__THE PROBLEM__
The following entries should be restated word for word, pictures excluded.
......
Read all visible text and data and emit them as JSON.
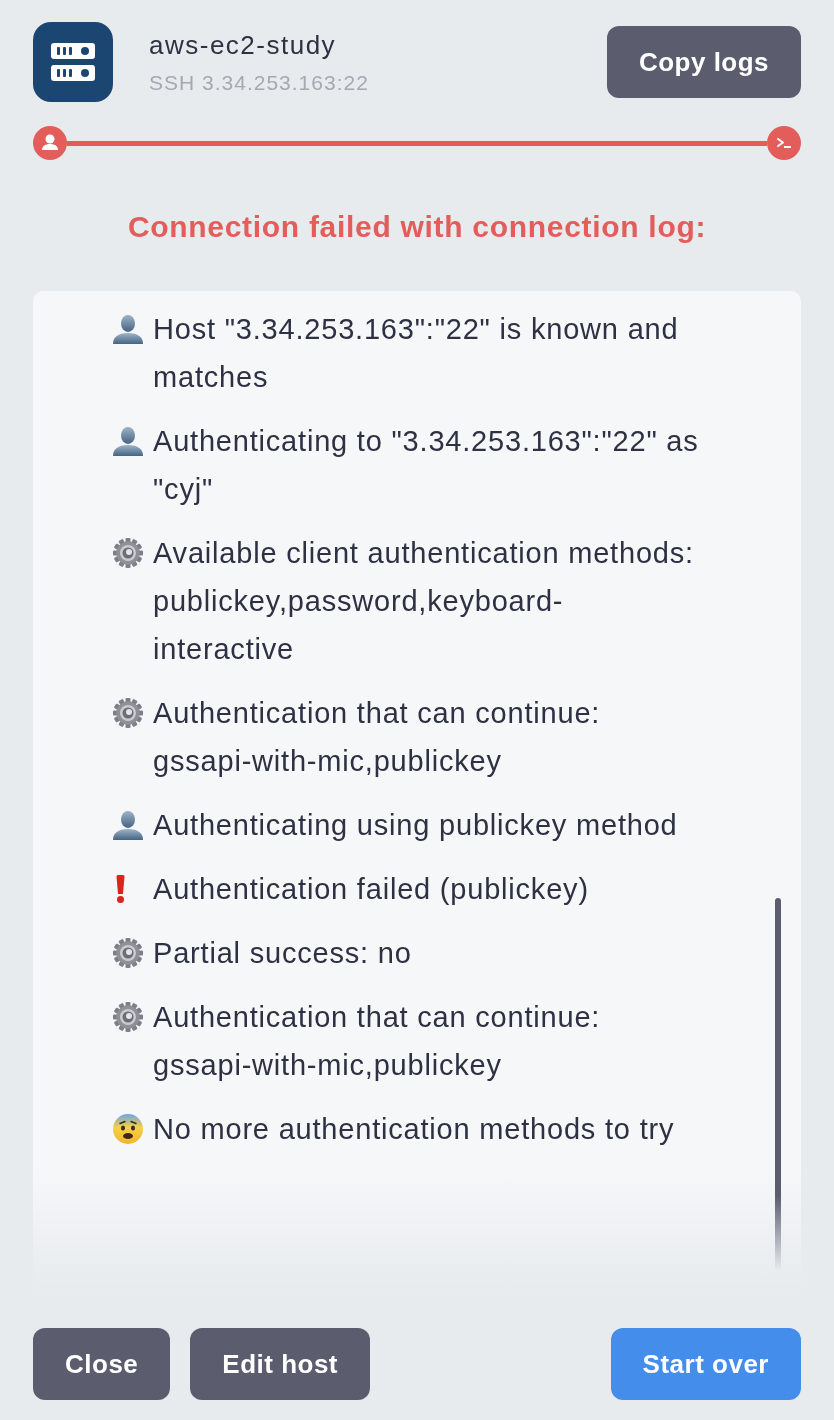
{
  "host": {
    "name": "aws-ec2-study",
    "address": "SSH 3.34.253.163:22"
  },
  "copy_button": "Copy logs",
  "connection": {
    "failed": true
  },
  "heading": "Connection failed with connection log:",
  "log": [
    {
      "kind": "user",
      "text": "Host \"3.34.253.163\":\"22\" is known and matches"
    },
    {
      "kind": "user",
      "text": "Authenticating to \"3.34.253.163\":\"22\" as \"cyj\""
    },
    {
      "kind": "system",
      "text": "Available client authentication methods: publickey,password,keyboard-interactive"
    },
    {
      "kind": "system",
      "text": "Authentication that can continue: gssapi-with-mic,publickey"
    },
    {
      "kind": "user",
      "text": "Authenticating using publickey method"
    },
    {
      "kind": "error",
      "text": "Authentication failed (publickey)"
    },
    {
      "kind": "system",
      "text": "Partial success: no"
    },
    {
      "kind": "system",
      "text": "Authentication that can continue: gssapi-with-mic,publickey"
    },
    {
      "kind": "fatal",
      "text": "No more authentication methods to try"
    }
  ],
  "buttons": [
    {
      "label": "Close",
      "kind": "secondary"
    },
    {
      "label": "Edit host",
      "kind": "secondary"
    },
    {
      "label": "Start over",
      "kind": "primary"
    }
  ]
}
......
__EXERCISE RESULT__
Read all visible text and data and emit them as JSON.
{
  "host": {
    "name": "aws-ec2-study",
    "address": "SSH 3.34.253.163:22"
  },
  "copy_button": "Copy logs",
  "connection": {
    "failed": true
  },
  "heading": "Connection failed with connection log:",
  "log": [
    {
      "kind": "user",
      "text": "Host \"3.34.253.163\":\"22\" is known and matches"
    },
    {
      "kind": "user",
      "text": "Authenticating to \"3.34.253.163\":\"22\" as \"cyj\""
    },
    {
      "kind": "system",
      "text": "Available client authentication methods: publickey,password,keyboard-interactive"
    },
    {
      "kind": "system",
      "text": "Authentication that can continue: gssapi-with-mic,publickey"
    },
    {
      "kind": "user",
      "text": "Authenticating using publickey method"
    },
    {
      "kind": "error",
      "text": "Authentication failed (publickey)"
    },
    {
      "kind": "system",
      "text": "Partial success: no"
    },
    {
      "kind": "system",
      "text": "Authentication that can continue: gssapi-with-mic,publickey"
    },
    {
      "kind": "fatal",
      "text": "No more authentication methods to try"
    }
  ],
  "buttons": [
    {
      "label": "Close",
      "kind": "secondary"
    },
    {
      "label": "Edit host",
      "kind": "secondary"
    },
    {
      "label": "Start over",
      "kind": "primary"
    }
  ]
}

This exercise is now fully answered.